Representative Steve Hurst acknowledged that forced chemical castration is not without problems. The medication does not work equally well with all people. Predators could also find other ways to molest children. The Alabama Department of Health was chosen to administer the medication. Currently, the legislation is under legal review. If it passes legal muster, it will be sent to Governor Kay Trey to sign or reject. Several other states – including California, Texas and Florida – allow chemical castration for certain types of sexual molesters. The controversy surrounding involuntary castration has led to criticism by the American Civil Liberties Union) ACLU). The executive director of the ACLU of Alabama believes that medication “raises constitutional concerns.” These considerations are being evaluated.
It is the opinion of the Court Jester that for the most heinous sexual predators, temporary chemical castration is not unacceptable.
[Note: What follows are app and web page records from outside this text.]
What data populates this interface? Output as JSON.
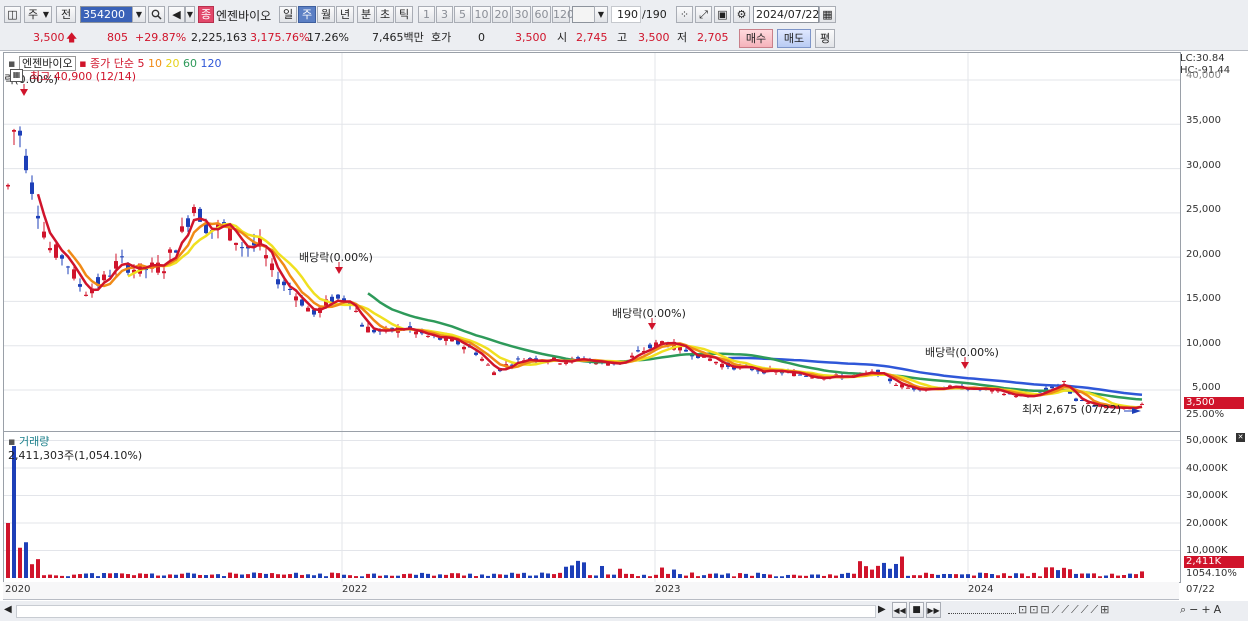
{
  "toolbar": {
    "period_label": "주",
    "prev_label": "전",
    "code_value": "354200",
    "stock_tag": "종",
    "stock_name": "엔젠바이오",
    "period_buttons": [
      "일",
      "주",
      "월",
      "년",
      "분",
      "초",
      "틱"
    ],
    "selected_period": "주",
    "tick_buttons": [
      "1",
      "3",
      "5",
      "10",
      "20",
      "30",
      "60",
      "120"
    ],
    "count_value": "190",
    "count_total": "/190",
    "date_value": "2024/07/22"
  },
  "quote": {
    "price": "3,500",
    "change": "805",
    "change_pct": "+29.87%",
    "volume": "2,225,163",
    "volume_ratio": "3,175.76%",
    "turnover": "17.26%",
    "amount": "7,465백만",
    "hoga_label": "호가",
    "hoga_value": "0",
    "hoga_price": "3,500",
    "open_label": "시",
    "open_value": "2,745",
    "high_label": "고",
    "high_value": "3,500",
    "low_label": "저",
    "low_value": "2,705",
    "buy_label": "매수",
    "sell_label": "매도",
    "eval_label": "평"
  },
  "price_panel": {
    "stock_name": "엔젠바이오",
    "ma_label": "종가 단순",
    "ma_periods": [
      "5",
      "10",
      "20",
      "60",
      "120"
    ],
    "ma_colors": [
      "#d0142b",
      "#f08a16",
      "#f0e020",
      "#2e9a5a",
      "#2f57d8"
    ],
    "high_note": "최고 40,900 (12/14)",
    "low_note": "최저 2,675 (07/22)",
    "lc_text": "LC:30.84",
    "hc_text": "HC:-91.44",
    "dividends": [
      "배당락(0.00%)",
      "배당락(0.00%)",
      "배당락(0.00%)",
      "배당락(0.00%)"
    ],
    "y_labels": [
      "40,000",
      "35,000",
      "30,000",
      "25,000",
      "20,000",
      "15,000",
      "10,000",
      "5,000"
    ],
    "price_tag": "3,500",
    "pct_tag": "25.00%"
  },
  "volume_panel": {
    "title": "거래량",
    "value_text": "2,411,303주(1,054.10%)",
    "y_labels": [
      "50,000K",
      "40,000K",
      "30,000K",
      "20,000K",
      "10,000K"
    ],
    "volume_tag": "2,411K",
    "pct_tag": "1054.10%"
  },
  "x_axis": {
    "labels": [
      "2020",
      "2022",
      "2023",
      "2024"
    ],
    "end_label": "07/22"
  },
  "chart_data": {
    "type": "candlestick",
    "x_range": [
      "2020-12",
      "2024-07"
    ],
    "y_range": [
      2500,
      40900
    ],
    "moving_averages": [
      "5",
      "10",
      "20",
      "60",
      "120"
    ],
    "annotations": [
      "최고 40,900 (12/14)",
      "최저 2,675 (07/22)",
      "배당락(0.00%)"
    ],
    "last_close": 3500
  }
}
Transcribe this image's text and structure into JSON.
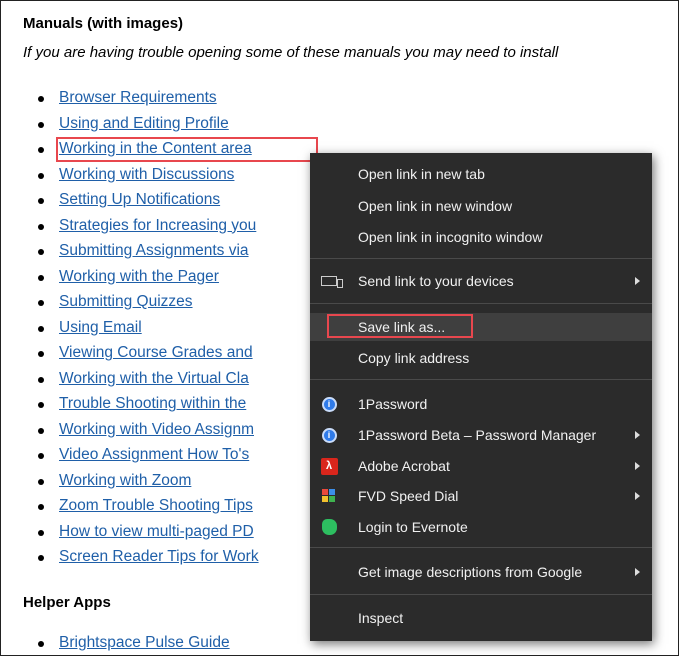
{
  "manuals": {
    "title": "Manuals (with images)",
    "intro": "If you are having trouble opening some of these manuals you may need to install",
    "links": [
      "Browser Requirements",
      "Using and Editing Profile",
      "Working in the Content area",
      "Working with Discussions",
      "Setting Up Notifications",
      "Strategies for Increasing you",
      "Submitting Assignments via",
      "Working with the Pager",
      "Submitting Quizzes",
      "Using Email",
      "Viewing Course Grades and",
      "Working with the Virtual Cla",
      "Trouble Shooting within the",
      "Working with Video Assignm",
      "Video Assignment How To's",
      "Working with Zoom",
      "Zoom Trouble Shooting Tips",
      "How to view multi-paged PD",
      "Screen Reader Tips for Work"
    ]
  },
  "helper_apps": {
    "title": "Helper Apps",
    "links": [
      "Brightspace Pulse Guide"
    ]
  },
  "context_menu": {
    "items": {
      "open_new_tab": "Open link in new tab",
      "open_new_window": "Open link in new window",
      "open_incognito": "Open link in incognito window",
      "send_to_devices": "Send link to your devices",
      "save_link_as": "Save link as...",
      "copy_link_address": "Copy link address",
      "onepassword": "1Password",
      "onepassword_beta": "1Password Beta – Password Manager",
      "adobe_acrobat": "Adobe Acrobat",
      "fvd_speed_dial": "FVD Speed Dial",
      "login_evernote": "Login to Evernote",
      "image_descriptions": "Get image descriptions from Google",
      "inspect": "Inspect"
    },
    "icons": {
      "devices": "devices-icon",
      "onepassword": "1password-icon",
      "acrobat": "adobe-acrobat-icon",
      "fvd": "fvd-speed-dial-icon",
      "evernote": "evernote-icon"
    }
  },
  "colors": {
    "link": "#1f5fa8",
    "menu_bg": "#2b2b2b",
    "highlight_box": "#e8474e"
  }
}
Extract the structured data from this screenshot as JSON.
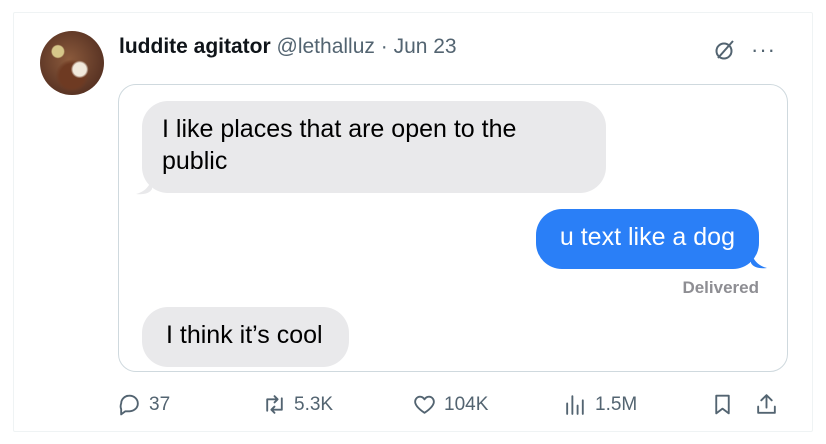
{
  "tweet": {
    "author_name": "luddite agitator",
    "handle": "@lethalluz",
    "separator": " · ",
    "date": "Jun 23",
    "more_label": "···"
  },
  "screenshot": {
    "messages": [
      {
        "side": "received",
        "text": "I like places that are open to the public"
      },
      {
        "side": "sent",
        "text": "u text like a dog"
      },
      {
        "side": "received",
        "text": "I think it’s cool"
      }
    ],
    "delivered_label": "Delivered",
    "colors": {
      "received": "#e9e9eb",
      "sent": "#2a7ff7"
    }
  },
  "actions": {
    "replies": "37",
    "reposts": "5.3K",
    "likes": "104K",
    "views": "1.5M"
  },
  "icons": [
    "grok-icon",
    "more-icon",
    "reply-icon",
    "repost-icon",
    "like-icon",
    "views-icon",
    "bookmark-icon",
    "share-icon"
  ]
}
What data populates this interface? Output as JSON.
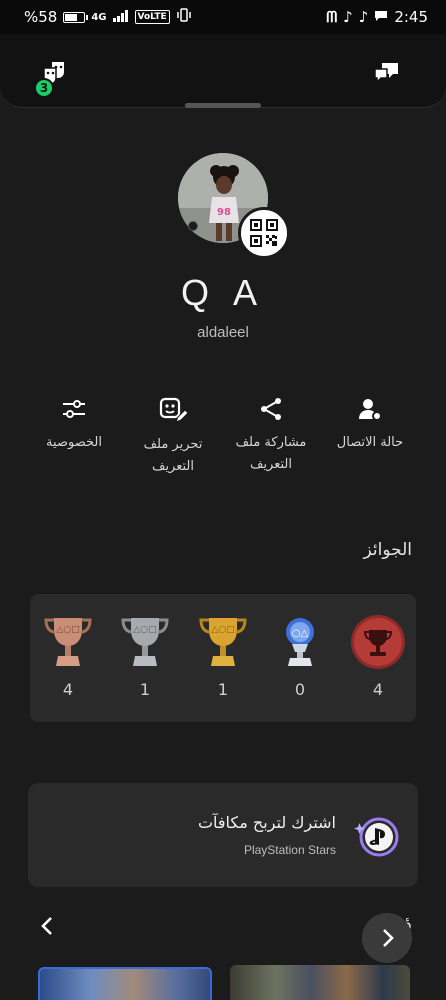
{
  "status_bar": {
    "battery_text": "%58",
    "battery_level": 0.58,
    "network": "4G",
    "volte": "VoLTE",
    "time": "2:45"
  },
  "header": {
    "friends_badge_count": "3"
  },
  "profile": {
    "display_name": "Q A",
    "online_id": "aldaleel"
  },
  "actions": [
    {
      "label": "حالة الاتصال",
      "icon": "online-status-icon"
    },
    {
      "label": "مشاركة ملف التعريف",
      "icon": "share-icon"
    },
    {
      "label": "تحرير ملف التعريف",
      "icon": "edit-profile-icon"
    },
    {
      "label": "الخصوصية",
      "icon": "privacy-sliders-icon"
    }
  ],
  "trophies": {
    "title": "الجوائز",
    "items": [
      {
        "type": "level",
        "count": "4"
      },
      {
        "type": "platinum",
        "count": "0"
      },
      {
        "type": "gold",
        "count": "1"
      },
      {
        "type": "silver",
        "count": "1"
      },
      {
        "type": "bronze",
        "count": "4"
      }
    ]
  },
  "stars": {
    "title": "اشترك لتربح مكافآت",
    "subtitle": "PlayStation Stars"
  },
  "recent": {
    "title": "ؤخرا"
  },
  "colors": {
    "background": "#1b1b1c",
    "card": "#2a2a2b",
    "badge_green": "#1ecb69"
  }
}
Legislation like this should remind Americans who the real sex offenders are – dangerous people who need to be monitored for the rest of their lives.